Stapleton is built on part of a long ridge that begins in Barwell to the south, and is followed by the A447 road north, gaining height until it reaches Osbaston, where it descends into a tributary of the River Sence. In terms of rivers, Stapleton's nearest major river is the River Sence, but on a more local level, the River Tweed is the closest waterway, a tributary of which rises in the north of the village.
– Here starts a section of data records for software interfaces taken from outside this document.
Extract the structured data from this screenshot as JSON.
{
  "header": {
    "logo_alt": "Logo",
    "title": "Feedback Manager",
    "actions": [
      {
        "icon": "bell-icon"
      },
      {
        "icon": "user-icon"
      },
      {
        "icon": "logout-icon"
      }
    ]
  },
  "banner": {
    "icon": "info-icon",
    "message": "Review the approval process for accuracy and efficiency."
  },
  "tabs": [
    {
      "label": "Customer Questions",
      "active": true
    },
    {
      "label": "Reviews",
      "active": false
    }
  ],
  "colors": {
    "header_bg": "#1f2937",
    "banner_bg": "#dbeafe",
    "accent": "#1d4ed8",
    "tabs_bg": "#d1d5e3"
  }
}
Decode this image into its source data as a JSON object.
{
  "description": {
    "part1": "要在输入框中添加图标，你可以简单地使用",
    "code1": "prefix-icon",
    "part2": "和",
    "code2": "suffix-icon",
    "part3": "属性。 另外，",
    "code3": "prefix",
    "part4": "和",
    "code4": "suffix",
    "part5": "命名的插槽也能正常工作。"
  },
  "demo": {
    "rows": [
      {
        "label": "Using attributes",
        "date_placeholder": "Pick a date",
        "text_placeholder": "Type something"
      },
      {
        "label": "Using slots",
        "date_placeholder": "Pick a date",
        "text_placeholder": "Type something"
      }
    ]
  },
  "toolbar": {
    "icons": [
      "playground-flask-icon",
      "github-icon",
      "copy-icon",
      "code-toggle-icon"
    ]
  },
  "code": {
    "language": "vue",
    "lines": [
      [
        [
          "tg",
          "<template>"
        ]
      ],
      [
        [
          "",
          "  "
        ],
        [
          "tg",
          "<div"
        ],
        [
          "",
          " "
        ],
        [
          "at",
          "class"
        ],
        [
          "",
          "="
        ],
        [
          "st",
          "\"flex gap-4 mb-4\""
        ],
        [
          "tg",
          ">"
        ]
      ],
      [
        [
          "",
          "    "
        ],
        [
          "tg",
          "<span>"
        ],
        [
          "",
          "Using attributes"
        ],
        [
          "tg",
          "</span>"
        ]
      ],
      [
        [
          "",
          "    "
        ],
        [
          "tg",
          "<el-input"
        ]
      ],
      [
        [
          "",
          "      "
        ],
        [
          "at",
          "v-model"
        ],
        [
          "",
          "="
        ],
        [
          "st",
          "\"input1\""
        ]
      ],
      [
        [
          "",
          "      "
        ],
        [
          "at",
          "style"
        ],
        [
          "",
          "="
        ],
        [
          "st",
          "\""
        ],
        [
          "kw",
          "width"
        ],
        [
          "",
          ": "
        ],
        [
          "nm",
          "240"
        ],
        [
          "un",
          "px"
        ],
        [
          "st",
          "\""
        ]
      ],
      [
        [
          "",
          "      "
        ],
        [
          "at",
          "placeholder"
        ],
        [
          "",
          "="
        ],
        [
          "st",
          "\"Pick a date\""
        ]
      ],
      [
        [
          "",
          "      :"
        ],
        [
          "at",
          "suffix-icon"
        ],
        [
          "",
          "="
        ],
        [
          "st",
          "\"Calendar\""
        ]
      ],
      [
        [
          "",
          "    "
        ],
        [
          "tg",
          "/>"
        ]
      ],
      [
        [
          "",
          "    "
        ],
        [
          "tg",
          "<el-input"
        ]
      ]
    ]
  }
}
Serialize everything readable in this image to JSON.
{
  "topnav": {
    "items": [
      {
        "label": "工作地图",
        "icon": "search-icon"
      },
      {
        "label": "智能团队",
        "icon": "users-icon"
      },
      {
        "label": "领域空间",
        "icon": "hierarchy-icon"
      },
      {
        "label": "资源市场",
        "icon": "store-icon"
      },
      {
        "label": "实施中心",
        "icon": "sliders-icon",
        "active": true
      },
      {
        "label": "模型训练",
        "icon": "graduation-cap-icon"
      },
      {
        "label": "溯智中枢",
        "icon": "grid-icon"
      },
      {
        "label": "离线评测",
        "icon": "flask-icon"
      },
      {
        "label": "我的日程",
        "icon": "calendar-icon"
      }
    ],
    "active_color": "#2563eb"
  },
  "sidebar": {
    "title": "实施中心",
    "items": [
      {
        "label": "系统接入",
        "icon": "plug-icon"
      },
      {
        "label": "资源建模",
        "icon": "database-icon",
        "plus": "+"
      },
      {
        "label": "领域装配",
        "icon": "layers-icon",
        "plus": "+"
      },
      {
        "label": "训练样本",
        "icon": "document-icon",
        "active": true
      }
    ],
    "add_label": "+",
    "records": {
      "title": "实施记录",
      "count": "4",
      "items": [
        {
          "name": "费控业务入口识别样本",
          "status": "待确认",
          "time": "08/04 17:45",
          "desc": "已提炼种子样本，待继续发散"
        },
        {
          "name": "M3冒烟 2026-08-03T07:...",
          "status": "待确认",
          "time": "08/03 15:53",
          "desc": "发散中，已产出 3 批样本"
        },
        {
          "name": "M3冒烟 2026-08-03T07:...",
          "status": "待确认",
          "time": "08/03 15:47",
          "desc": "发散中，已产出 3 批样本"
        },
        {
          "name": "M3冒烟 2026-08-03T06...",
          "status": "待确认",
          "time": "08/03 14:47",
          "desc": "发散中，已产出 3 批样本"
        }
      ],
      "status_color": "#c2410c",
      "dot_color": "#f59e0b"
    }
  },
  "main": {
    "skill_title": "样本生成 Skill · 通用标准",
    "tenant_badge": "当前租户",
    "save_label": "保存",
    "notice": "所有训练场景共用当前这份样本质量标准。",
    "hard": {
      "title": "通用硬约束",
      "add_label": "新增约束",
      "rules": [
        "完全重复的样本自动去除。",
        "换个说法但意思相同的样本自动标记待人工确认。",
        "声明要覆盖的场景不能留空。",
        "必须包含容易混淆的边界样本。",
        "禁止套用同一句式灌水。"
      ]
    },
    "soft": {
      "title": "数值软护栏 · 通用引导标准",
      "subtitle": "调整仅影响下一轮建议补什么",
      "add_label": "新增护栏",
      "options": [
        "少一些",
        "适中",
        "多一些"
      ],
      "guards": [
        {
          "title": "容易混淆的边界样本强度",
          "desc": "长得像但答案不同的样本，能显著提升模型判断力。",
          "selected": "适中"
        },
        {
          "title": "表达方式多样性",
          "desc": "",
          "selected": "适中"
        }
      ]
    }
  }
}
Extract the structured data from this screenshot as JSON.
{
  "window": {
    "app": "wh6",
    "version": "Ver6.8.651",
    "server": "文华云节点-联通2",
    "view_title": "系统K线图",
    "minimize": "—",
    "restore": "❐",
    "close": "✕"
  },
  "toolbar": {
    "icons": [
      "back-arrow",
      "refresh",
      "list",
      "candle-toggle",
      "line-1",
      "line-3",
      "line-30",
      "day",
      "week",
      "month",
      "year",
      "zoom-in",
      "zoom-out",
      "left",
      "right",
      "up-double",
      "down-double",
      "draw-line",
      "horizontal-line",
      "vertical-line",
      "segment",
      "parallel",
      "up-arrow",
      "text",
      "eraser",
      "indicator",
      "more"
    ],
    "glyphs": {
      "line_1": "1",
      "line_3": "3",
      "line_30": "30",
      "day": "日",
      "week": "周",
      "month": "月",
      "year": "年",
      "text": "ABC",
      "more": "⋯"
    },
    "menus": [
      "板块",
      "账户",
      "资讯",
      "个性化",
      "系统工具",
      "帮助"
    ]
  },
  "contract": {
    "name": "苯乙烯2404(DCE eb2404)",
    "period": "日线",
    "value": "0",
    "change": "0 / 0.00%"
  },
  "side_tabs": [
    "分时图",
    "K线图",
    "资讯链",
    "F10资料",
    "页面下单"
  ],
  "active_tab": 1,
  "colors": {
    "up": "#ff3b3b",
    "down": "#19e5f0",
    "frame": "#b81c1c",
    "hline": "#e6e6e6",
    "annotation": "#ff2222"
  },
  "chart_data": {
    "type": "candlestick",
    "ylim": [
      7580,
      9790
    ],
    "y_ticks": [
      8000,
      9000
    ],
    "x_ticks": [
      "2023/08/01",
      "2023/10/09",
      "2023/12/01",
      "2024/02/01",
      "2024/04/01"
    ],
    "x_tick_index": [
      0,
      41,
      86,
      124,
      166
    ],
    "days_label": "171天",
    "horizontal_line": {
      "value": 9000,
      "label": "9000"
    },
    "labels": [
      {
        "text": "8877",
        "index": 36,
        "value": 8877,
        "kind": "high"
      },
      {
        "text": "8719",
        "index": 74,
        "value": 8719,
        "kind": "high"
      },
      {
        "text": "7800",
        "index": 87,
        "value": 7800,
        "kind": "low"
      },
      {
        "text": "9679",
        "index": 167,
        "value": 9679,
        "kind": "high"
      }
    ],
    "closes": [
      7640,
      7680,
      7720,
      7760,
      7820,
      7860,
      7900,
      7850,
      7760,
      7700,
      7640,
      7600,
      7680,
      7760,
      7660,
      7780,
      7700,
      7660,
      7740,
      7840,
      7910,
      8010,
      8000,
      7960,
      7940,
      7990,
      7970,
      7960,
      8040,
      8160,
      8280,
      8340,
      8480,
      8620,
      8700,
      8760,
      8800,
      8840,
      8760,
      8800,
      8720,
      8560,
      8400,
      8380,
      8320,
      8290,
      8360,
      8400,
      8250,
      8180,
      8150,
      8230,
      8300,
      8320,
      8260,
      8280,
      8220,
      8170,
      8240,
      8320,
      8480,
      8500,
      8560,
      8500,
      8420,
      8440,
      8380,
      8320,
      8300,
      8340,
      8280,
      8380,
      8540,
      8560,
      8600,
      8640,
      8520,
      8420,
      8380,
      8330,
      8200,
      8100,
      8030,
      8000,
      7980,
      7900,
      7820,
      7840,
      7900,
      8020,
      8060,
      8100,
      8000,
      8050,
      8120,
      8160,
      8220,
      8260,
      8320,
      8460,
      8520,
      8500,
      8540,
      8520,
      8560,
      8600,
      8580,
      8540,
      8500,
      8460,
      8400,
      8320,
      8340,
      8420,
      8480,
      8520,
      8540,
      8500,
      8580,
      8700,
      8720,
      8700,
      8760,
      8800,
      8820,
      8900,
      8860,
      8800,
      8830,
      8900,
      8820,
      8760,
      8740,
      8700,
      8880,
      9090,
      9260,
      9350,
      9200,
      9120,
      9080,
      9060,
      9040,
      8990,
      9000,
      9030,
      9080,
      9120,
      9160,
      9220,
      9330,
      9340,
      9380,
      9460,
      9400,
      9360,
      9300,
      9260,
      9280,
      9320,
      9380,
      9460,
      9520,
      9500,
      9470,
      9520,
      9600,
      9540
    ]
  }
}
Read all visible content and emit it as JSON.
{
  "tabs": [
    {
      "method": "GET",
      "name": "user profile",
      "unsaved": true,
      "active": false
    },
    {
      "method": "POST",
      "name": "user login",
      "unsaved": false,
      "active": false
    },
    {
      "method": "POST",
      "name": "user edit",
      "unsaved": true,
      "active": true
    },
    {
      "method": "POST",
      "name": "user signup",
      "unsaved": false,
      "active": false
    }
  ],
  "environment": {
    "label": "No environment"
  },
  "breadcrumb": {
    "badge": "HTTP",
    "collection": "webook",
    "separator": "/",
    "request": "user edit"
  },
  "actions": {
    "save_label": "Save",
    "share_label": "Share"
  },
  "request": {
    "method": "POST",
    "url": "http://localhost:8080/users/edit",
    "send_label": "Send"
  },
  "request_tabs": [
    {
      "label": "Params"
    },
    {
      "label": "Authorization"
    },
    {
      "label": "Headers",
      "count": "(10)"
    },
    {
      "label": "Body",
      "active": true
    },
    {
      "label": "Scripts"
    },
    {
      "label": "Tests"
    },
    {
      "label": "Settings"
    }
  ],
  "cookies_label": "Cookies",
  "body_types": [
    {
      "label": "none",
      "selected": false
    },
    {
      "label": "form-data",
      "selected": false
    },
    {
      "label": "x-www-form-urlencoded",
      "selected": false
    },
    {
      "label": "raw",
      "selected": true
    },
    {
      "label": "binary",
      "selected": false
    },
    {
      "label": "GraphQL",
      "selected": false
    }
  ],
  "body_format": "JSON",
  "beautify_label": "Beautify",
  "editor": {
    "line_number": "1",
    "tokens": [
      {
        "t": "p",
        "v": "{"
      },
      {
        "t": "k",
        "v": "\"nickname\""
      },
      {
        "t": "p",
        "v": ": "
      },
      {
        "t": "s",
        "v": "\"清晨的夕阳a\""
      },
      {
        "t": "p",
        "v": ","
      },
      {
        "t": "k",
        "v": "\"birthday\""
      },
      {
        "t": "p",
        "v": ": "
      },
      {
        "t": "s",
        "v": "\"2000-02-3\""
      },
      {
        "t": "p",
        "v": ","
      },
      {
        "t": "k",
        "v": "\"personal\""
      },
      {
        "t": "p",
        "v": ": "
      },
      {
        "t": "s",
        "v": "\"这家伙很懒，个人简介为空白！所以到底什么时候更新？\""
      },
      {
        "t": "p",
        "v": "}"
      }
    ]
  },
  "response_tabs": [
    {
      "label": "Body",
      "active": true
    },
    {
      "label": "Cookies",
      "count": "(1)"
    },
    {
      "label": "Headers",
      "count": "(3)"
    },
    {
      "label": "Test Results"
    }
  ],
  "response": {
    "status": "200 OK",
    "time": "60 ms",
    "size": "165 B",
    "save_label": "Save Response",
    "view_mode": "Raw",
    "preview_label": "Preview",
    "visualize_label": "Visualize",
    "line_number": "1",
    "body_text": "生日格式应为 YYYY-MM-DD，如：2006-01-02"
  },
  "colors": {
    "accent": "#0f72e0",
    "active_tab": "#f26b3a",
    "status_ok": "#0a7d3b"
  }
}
The River Tweed's main source rises from Brick Kiln Hill, just north-east of Hinckley from where it flows north along the eastern edge of Barwell before turning west and continuing to travel in a north-easterly direction.
The village is centred on St. Martins church (built in about 1300 according to Pevsner) which is to be found on Church Lane in the southern end of the village and was most probably established as a connection point for travellers journeying between Ashby-de-la-Zouch Castle and the areas around Coventry, Warwick and Kenilworth.
The earliest known reference to the village appears in a charter from King of Mercia - Wiglaf to the Abbot of Crowland in Lincolnshire written in 833, making grants of "two ploughlands in Stapleton and Sutton". Stapleton is mentioned in the Domesday Book as having a population of five or six families and being owned by Hugh de Grandmesnil, who had been given most of West Leicester by William the Conqueror after the Conquest.
There are very few historical incidents recorded around Stapleton, all except for one day in August 1485 when King Richard III arrived and camped at the Bradshaws just south of the village with his army in preparation for the momentous Battle of Bosworth Field.
Present day Stapleton consists of several small residential roads centred on the junction of Dadlington Lane and Main Street (A447). These include Church Lane, Chapel Street, Beale's Close, St Martins, Manor Crescent, Green Lane, School Lane and Mill Close.
There is no shop, there is the Nags Head Inn on Main Street. The village has a village hall and is home to a cricket club.